“The goal is to enable researchers to visualize and study spatial patterns of genetic variability,” says Dick. “This information is important for conservation and management purposes. It could indicate that different groups of individuals require different management strategies.”
The project focuses on an international effort to track humpbacks in the North Pacific. Baker recently showed that humpbacks there constitute five distinct populations.
Among collaborators are two scientists at Esri, the world’s largest GIS research and development firm: software developer Shaun Walbridge and Dawn Wright, Dick’s adviser and Esri chief scientist; and scientists affiliated with the Cascadia Research Collective and the Wildbook Project, a collaborative effort to use open-source software for tracking wildlife.
On Feb. 20, Dick will lead a workshop on geneGIS tools at the OSU Fisheries and Wildlife Graduate Student Association’s annual symposium.
The Office of Naval Research provided funding support.
[Editor's note: Terra Associate Editor Lee Sherman is reporting from the United Nations Framework Convention on Climate Change in Warsaw, Poland, on research by Gregg Walker, Oregon State professor of speech communications.]
I’m sitting at a laptop that’s locked onto a long table of laptops in the vast IT space in Warsaw’s national stadium.
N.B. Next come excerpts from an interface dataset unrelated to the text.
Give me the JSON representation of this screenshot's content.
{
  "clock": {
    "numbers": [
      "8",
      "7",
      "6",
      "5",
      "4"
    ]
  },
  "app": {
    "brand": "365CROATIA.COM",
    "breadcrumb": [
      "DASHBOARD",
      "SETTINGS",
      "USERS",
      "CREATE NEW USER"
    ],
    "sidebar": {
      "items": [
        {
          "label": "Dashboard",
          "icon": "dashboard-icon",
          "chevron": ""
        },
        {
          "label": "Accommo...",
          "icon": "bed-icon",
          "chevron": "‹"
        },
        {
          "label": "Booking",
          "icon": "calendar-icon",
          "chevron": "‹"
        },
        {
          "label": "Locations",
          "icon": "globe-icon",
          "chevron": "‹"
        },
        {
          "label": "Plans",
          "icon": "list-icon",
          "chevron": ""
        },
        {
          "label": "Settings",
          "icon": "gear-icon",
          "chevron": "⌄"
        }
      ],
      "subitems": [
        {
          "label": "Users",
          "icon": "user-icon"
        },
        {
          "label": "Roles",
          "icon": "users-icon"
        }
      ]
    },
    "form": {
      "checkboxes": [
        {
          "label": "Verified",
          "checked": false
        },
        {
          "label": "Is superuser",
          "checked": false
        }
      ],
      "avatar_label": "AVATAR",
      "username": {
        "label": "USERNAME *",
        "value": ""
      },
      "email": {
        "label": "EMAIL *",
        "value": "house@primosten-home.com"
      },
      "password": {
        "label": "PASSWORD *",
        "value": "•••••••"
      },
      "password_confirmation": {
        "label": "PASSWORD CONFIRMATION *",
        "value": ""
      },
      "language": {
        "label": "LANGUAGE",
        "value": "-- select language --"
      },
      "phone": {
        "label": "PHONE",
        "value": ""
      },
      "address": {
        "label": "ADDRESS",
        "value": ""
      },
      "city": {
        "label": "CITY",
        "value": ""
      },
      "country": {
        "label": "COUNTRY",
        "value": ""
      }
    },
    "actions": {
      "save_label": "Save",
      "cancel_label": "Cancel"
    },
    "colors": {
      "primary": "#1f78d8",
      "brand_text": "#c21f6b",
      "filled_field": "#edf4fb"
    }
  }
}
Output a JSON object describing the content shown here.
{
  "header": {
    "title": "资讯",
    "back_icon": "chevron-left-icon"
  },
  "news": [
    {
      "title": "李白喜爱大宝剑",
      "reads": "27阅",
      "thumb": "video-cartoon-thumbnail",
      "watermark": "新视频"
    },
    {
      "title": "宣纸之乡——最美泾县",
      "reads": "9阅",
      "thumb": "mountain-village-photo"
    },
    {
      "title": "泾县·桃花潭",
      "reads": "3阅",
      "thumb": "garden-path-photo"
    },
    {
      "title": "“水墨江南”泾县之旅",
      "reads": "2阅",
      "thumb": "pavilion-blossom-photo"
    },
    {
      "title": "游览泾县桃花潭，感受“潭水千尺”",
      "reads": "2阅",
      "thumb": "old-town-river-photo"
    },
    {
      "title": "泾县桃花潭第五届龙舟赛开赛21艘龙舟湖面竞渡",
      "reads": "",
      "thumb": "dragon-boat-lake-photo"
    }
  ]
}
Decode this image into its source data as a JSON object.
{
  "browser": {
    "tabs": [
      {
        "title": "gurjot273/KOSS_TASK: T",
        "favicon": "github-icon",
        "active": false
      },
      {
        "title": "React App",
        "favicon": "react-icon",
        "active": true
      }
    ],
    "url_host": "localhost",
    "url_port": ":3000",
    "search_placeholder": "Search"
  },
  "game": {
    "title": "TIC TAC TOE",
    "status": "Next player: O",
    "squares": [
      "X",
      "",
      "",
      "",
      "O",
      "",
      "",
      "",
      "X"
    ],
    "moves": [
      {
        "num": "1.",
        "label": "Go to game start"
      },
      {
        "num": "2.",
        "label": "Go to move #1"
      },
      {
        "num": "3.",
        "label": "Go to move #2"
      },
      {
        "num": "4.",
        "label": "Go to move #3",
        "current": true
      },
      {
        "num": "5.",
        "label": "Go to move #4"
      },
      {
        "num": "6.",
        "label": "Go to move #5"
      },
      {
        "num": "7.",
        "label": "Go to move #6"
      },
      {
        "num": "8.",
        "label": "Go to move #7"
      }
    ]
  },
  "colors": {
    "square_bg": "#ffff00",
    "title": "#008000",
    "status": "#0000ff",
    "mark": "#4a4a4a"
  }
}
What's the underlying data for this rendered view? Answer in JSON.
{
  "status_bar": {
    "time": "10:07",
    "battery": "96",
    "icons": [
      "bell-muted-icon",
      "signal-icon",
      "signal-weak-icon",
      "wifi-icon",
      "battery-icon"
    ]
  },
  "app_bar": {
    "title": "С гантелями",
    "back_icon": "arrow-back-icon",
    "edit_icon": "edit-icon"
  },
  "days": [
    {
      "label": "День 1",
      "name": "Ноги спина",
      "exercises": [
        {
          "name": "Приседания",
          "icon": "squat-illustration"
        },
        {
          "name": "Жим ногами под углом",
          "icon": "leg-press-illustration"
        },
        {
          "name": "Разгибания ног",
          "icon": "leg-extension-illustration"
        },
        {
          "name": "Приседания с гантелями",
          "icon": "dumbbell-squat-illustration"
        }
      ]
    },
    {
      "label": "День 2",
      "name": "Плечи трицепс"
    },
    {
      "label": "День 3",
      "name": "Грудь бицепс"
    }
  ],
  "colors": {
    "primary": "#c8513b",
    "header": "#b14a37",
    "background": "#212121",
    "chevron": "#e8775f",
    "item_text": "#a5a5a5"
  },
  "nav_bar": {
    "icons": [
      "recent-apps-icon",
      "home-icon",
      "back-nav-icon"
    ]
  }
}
Hunched at row after row of computer tables are a couple hundred people from all over the world. Side by side, we’re sending emails and reading the latest updates on the mega-conference in which we are participating: COP19, the 19th Conference of the Parties to the United Nations Framework Convention on Climate Change.
Gregg Walker, the Oregon State University speech professor I’m shadowing, calls it a “climate change city.” That’s exactly how it feels. Just like in a city, the energy here is driven, determined. These 10,000 representatives of nations from the mightiest to the tiniest, along with the scientists and activists with non-governmental organizations, university students and academics like Walker, are here for nothing less than saving the planet and its inhabitants from climate devastation. The mission couldn’t be more urgent. As one delegate said today, “Climate change isn’t waiting.”
Ironically, averting the biggest global crisis ever to face humanity sometimes means parsing the minutia of language. Yesterday I sat through a meeting on an adaptation report in which the delegates debated the merits of the verb “urge” versus “encourage” in Paragraph 10 and critiqued the appropriateness of the adjective “serious” to modify the noun “shortfall.” It was excruciating.
Meanwhile, a stunning photo exhibition in the halls of the plenary sessions literally looks you in the eye, like the conscience of the convention. Titled Arbores Vitae, the photos of Jan Walencik document the “last Ëuropean primeval forest”–the Bialowieza. The photographer brings the viewer into the untouched and teeming swamp where bison, wolves, pygmy owls, black storks and wolves live as if the world were brand new.
The delegates hurry down the hallway to their meetings as the images look on silently.